[DATA SHOWN — start]

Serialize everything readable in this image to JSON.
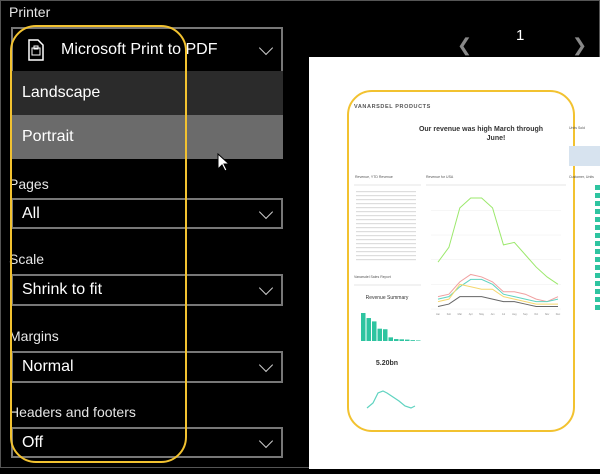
{
  "settings": {
    "printer": {
      "label": "Printer",
      "value": "Microsoft Print to PDF",
      "icon": "printer-icon"
    },
    "orientation_options": [
      {
        "label": "Landscape",
        "highlighted": false
      },
      {
        "label": "Portrait",
        "highlighted": true
      }
    ],
    "pages": {
      "label": "Pages",
      "value": "All"
    },
    "scale": {
      "label": "Scale",
      "value": "Shrink to fit"
    },
    "margins": {
      "label": "Margins",
      "value": "Normal"
    },
    "headers_footers": {
      "label": "Headers and footers",
      "value": "Off"
    }
  },
  "preview": {
    "page_number": "1",
    "brand": "VANARSDEL PRODUCTS",
    "headline": "Our revenue was high March through June!",
    "tiles": {
      "ytd": "Revenue, YTD Revenue",
      "usa": "Revenue for USA",
      "units_sold": "Units Sold",
      "customer_units": "Customer, Units",
      "sales_report": "Vanarsdel Sales Report",
      "summary": "Revenue Summary",
      "kpi": "5.20bn"
    },
    "months": [
      "Jan",
      "Feb",
      "Mar",
      "Apr",
      "May",
      "Jun",
      "Jul",
      "Aug",
      "Sep",
      "Oct",
      "Nov",
      "Dec"
    ],
    "series": [
      {
        "color": "#9be86b",
        "values": [
          1.9,
          2.5,
          4.1,
          4.5,
          4.5,
          4.1,
          2.6,
          2.7,
          2.2,
          1.7,
          1.3,
          1.0
        ]
      },
      {
        "color": "#f0a0a0",
        "values": [
          0.5,
          0.6,
          1.1,
          1.4,
          1.3,
          1.1,
          0.7,
          0.7,
          0.6,
          0.4,
          0.3,
          0.5
        ]
      },
      {
        "color": "#5fd3c0",
        "values": [
          0.4,
          0.5,
          0.9,
          1.2,
          1.2,
          1.0,
          0.6,
          0.5,
          0.4,
          0.3,
          0.3,
          0.4
        ]
      },
      {
        "color": "#f5d76e",
        "values": [
          0.3,
          0.4,
          1.0,
          0.9,
          0.8,
          0.8,
          0.5,
          0.4,
          0.3,
          0.2,
          0.2,
          0.2
        ]
      },
      {
        "color": "#666666",
        "values": [
          0.1,
          0.2,
          0.5,
          0.5,
          0.5,
          0.4,
          0.3,
          0.3,
          0.2,
          0.1,
          0.1,
          0.1
        ]
      }
    ],
    "bars": [
      1,
      0.82,
      0.7,
      0.44,
      0.42,
      0.13,
      0.07,
      0.06,
      0.05,
      0.03,
      0.02
    ],
    "accent": "#f2c230"
  }
}
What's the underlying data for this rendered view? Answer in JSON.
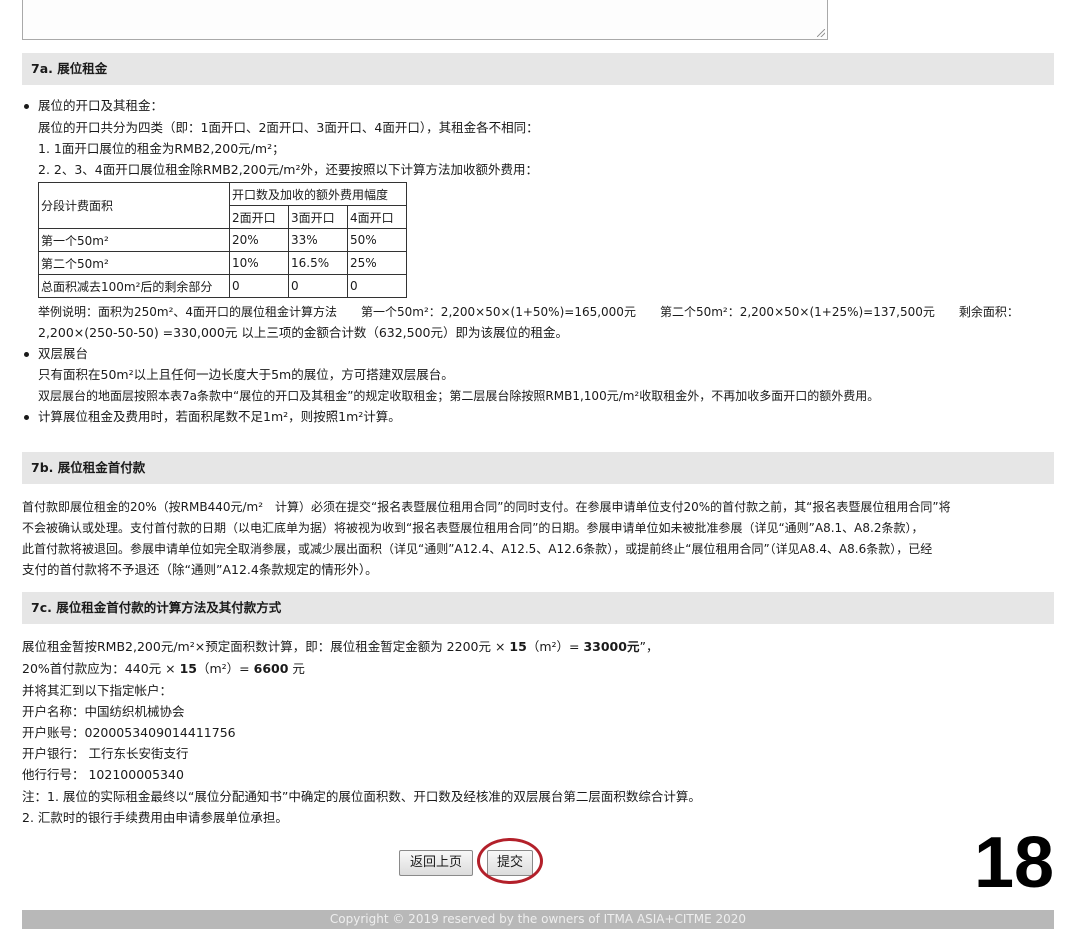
{
  "s7a": {
    "heading": "7a. 展位租金",
    "b1_title": "展位的开口及其租金：",
    "b1_line1": "展位的开口共分为四类（即：1面开口、2面开口、3面开口、4面开口），其租金各不相同：",
    "b1_line2": "1. 1面开口展位的租金为RMB2,200元/m²；",
    "b1_line3": "2. 2、3、4面开口展位租金除RMB2,200元/m²外，还要按照以下计算方法加收额外费用：",
    "table": {
      "col_area": "分段计费面积",
      "col_group": "开口数及加收的额外费用幅度",
      "col_2": "2面开口",
      "col_3": "3面开口",
      "col_4": "4面开口",
      "rows": [
        {
          "label": "第一个50m²",
          "v2": "20%",
          "v3": "33%",
          "v4": "50%"
        },
        {
          "label": "第二个50m²",
          "v2": "10%",
          "v3": "16.5%",
          "v4": "25%"
        },
        {
          "label": "总面积减去100m²后的剩余部分",
          "v2": "0",
          "v3": "0",
          "v4": "0"
        }
      ]
    },
    "example_1": "举例说明：面积为250m²、4面开口的展位租金计算方法　　第一个50m²：2,200×50×(1+50%)=165,000元　　第二个50m²：2,200×50×(1+25%)=137,500元　　剩余面积：",
    "example_2": "2,200×(250-50-50) =330,000元 以上三项的金额合计数（632,500元）即为该展位的租金。",
    "b2_title": "双层展台",
    "b2_line1": "只有面积在50m²以上且任何一边长度大于5m的展位，方可搭建双层展台。",
    "b2_line2": "双层展台的地面层按照本表7a条款中“展位的开口及其租金”的规定收取租金；第二层展台除按照RMB1,100元/m²收取租金外，不再加收多面开口的额外费用。",
    "b3": "计算展位租金及费用时，若面积尾数不足1m²，则按照1m²计算。"
  },
  "s7b": {
    "heading": "7b. 展位租金首付款",
    "p1": "首付款即展位租金的20%（按RMB440元/m²　计算）必须在提交“报名表暨展位租用合同”的同时支付。在参展申请单位支付20%的首付款之前，其“报名表暨展位租用合同”将",
    "p2": "不会被确认或处理。支付首付款的日期（以电汇底单为据）将被视为收到“报名表暨展位租用合同”的日期。参展申请单位如未被批准参展（详见“通则”A8.1、A8.2条款），",
    "p3": "此首付款将被退回。参展申请单位如完全取消参展，或减少展出面积（详见“通则”A12.4、A12.5、A12.6条款），或提前终止“展位租用合同”（详见A8.4、A8.6条款），已经",
    "p4": "支付的首付款将不予退还（除“通则”A12.4条款规定的情形外）。"
  },
  "s7c": {
    "heading": "7c. 展位租金首付款的计算方法及其付款方式",
    "l1_a": "展位租金暂按RMB2,200元/m²×预定面积数计算，即：展位租金暂定金额为 2200元 × ",
    "l1_qty": "15",
    "l1_b": "（m²）= ",
    "l1_total": "33000元",
    "l1_c": "”，",
    "l2_a": "20%首付款应为：440元 × ",
    "l2_qty": "15",
    "l2_b": "（m²）= ",
    "l2_total": "6600",
    "l2_c": " 元",
    "l3": "并将其汇到以下指定帐户：",
    "l4": "开户名称：中国纺织机械协会",
    "l5": "开户账号：0200053409014411756",
    "l6": "开户银行：  工行东长安街支行",
    "l7": "他行行号：  102100005340",
    "note1": "注：1. 展位的实际租金最终以“展位分配通知书”中确定的展位面积数、开口数及经核准的双层展台第二层面积数综合计算。",
    "note2": "2. 汇款时的银行手续费用由申请参展单位承担。"
  },
  "buttons": {
    "back": "返回上页",
    "submit": "提交"
  },
  "page_number": "18",
  "footer": "Copyright © 2019 reserved by the owners of ITMA ASIA+CITME 2020",
  "colors": {
    "section_bg": "#e6e6e6",
    "highlight_circle": "#b3202a",
    "footer_bg": "#b8b8b8"
  }
}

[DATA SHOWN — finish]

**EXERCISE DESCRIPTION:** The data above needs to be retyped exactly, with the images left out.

**EXERCISE RESPONSE:**
Serialize everything readable in this image to JSON.
{
  "settings": {
    "printer": {
      "label": "Printer",
      "value": "Microsoft Print to PDF",
      "icon": "printer-icon"
    },
    "orientation_options": [
      {
        "label": "Landscape",
        "highlighted": false
      },
      {
        "label": "Portrait",
        "highlighted": true
      }
    ],
    "pages": {
      "label": "Pages",
      "value": "All"
    },
    "scale": {
      "label": "Scale",
      "value": "Shrink to fit"
    },
    "margins": {
      "label": "Margins",
      "value": "Normal"
    },
    "headers_footers": {
      "label": "Headers and footers",
      "value": "Off"
    }
  },
  "preview": {
    "page_number": "1",
    "brand": "VANARSDEL PRODUCTS",
    "headline": "Our revenue was high March through June!",
    "tiles": {
      "ytd": "Revenue, YTD Revenue",
      "usa": "Revenue for USA",
      "units_sold": "Units Sold",
      "customer_units": "Customer, Units",
      "sales_report": "Vanarsdel Sales Report",
      "summary": "Revenue Summary",
      "kpi": "5.20bn"
    },
    "months": [
      "Jan",
      "Feb",
      "Mar",
      "Apr",
      "May",
      "Jun",
      "Jul",
      "Aug",
      "Sep",
      "Oct",
      "Nov",
      "Dec"
    ],
    "series": [
      {
        "color": "#9be86b",
        "values": [
          1.9,
          2.5,
          4.1,
          4.5,
          4.5,
          4.1,
          2.6,
          2.7,
          2.2,
          1.7,
          1.3,
          1.0
        ]
      },
      {
        "color": "#f0a0a0",
        "values": [
          0.5,
          0.6,
          1.1,
          1.4,
          1.3,
          1.1,
          0.7,
          0.7,
          0.6,
          0.4,
          0.3,
          0.5
        ]
      },
      {
        "color": "#5fd3c0",
        "values": [
          0.4,
          0.5,
          0.9,
          1.2,
          1.2,
          1.0,
          0.6,
          0.5,
          0.4,
          0.3,
          0.3,
          0.4
        ]
      },
      {
        "color": "#f5d76e",
        "values": [
          0.3,
          0.4,
          1.0,
          0.9,
          0.8,
          0.8,
          0.5,
          0.4,
          0.3,
          0.2,
          0.2,
          0.2
        ]
      },
      {
        "color": "#666666",
        "values": [
          0.1,
          0.2,
          0.5,
          0.5,
          0.5,
          0.4,
          0.3,
          0.3,
          0.2,
          0.1,
          0.1,
          0.1
        ]
      }
    ],
    "bars": [
      1,
      0.82,
      0.7,
      0.44,
      0.42,
      0.13,
      0.07,
      0.06,
      0.05,
      0.03,
      0.02
    ],
    "accent": "#f2c230"
  }
}
What's the underlying data for this rendered view? Answer in JSON.
{
  "s7a": {
    "heading": "7a. 展位租金",
    "b1_title": "展位的开口及其租金：",
    "b1_line1": "展位的开口共分为四类（即：1面开口、2面开口、3面开口、4面开口），其租金各不相同：",
    "b1_line2": "1. 1面开口展位的租金为RMB2,200元/m²；",
    "b1_line3": "2. 2、3、4面开口展位租金除RMB2,200元/m²外，还要按照以下计算方法加收额外费用：",
    "table": {
      "col_area": "分段计费面积",
      "col_group": "开口数及加收的额外费用幅度",
      "col_2": "2面开口",
      "col_3": "3面开口",
      "col_4": "4面开口",
      "rows": [
        {
          "label": "第一个50m²",
          "v2": "20%",
          "v3": "33%",
          "v4": "50%"
        },
        {
          "label": "第二个50m²",
          "v2": "10%",
          "v3": "16.5%",
          "v4": "25%"
        },
        {
          "label": "总面积减去100m²后的剩余部分",
          "v2": "0",
          "v3": "0",
          "v4": "0"
        }
      ]
    },
    "example_1": "举例说明：面积为250m²、4面开口的展位租金计算方法　　第一个50m²：2,200×50×(1+50%)=165,000元　　第二个50m²：2,200×50×(1+25%)=137,500元　　剩余面积：",
    "example_2": "2,200×(250-50-50) =330,000元 以上三项的金额合计数（632,500元）即为该展位的租金。",
    "b2_title": "双层展台",
    "b2_line1": "只有面积在50m²以上且任何一边长度大于5m的展位，方可搭建双层展台。",
    "b2_line2": "双层展台的地面层按照本表7a条款中“展位的开口及其租金”的规定收取租金；第二层展台除按照RMB1,100元/m²收取租金外，不再加收多面开口的额外费用。",
    "b3": "计算展位租金及费用时，若面积尾数不足1m²，则按照1m²计算。"
  },
  "s7b": {
    "heading": "7b. 展位租金首付款",
    "p1": "首付款即展位租金的20%（按RMB440元/m²　计算）必须在提交“报名表暨展位租用合同”的同时支付。在参展申请单位支付20%的首付款之前，其“报名表暨展位租用合同”将",
    "p2": "不会被确认或处理。支付首付款的日期（以电汇底单为据）将被视为收到“报名表暨展位租用合同”的日期。参展申请单位如未被批准参展（详见“通则”A8.1、A8.2条款），",
    "p3": "此首付款将被退回。参展申请单位如完全取消参展，或减少展出面积（详见“通则”A12.4、A12.5、A12.6条款），或提前终止“展位租用合同”（详见A8.4、A8.6条款），已经",
    "p4": "支付的首付款将不予退还（除“通则”A12.4条款规定的情形外）。"
  },
  "s7c": {
    "heading": "7c. 展位租金首付款的计算方法及其付款方式",
    "l1_a": "展位租金暂按RMB2,200元/m²×预定面积数计算，即：展位租金暂定金额为 2200元 × ",
    "l1_qty": "15",
    "l1_b": "（m²）= ",
    "l1_total": "33000元",
    "l1_c": "”，",
    "l2_a": "20%首付款应为：440元 × ",
    "l2_qty": "15",
    "l2_b": "（m²）= ",
    "l2_total": "6600",
    "l2_c": " 元",
    "l3": "并将其汇到以下指定帐户：",
    "l4": "开户名称：中国纺织机械协会",
    "l5": "开户账号：0200053409014411756",
    "l6": "开户银行：  工行东长安街支行",
    "l7": "他行行号：  102100005340",
    "note1": "注：1. 展位的实际租金最终以“展位分配通知书”中确定的展位面积数、开口数及经核准的双层展台第二层面积数综合计算。",
    "note2": "2. 汇款时的银行手续费用由申请参展单位承担。"
  },
  "buttons": {
    "back": "返回上页",
    "submit": "提交"
  },
  "page_number": "18",
  "footer": "Copyright © 2019 reserved by the owners of ITMA ASIA+CITME 2020",
  "colors": {
    "section_bg": "#e6e6e6",
    "highlight_circle": "#b3202a",
    "footer_bg": "#b8b8b8"
  }
}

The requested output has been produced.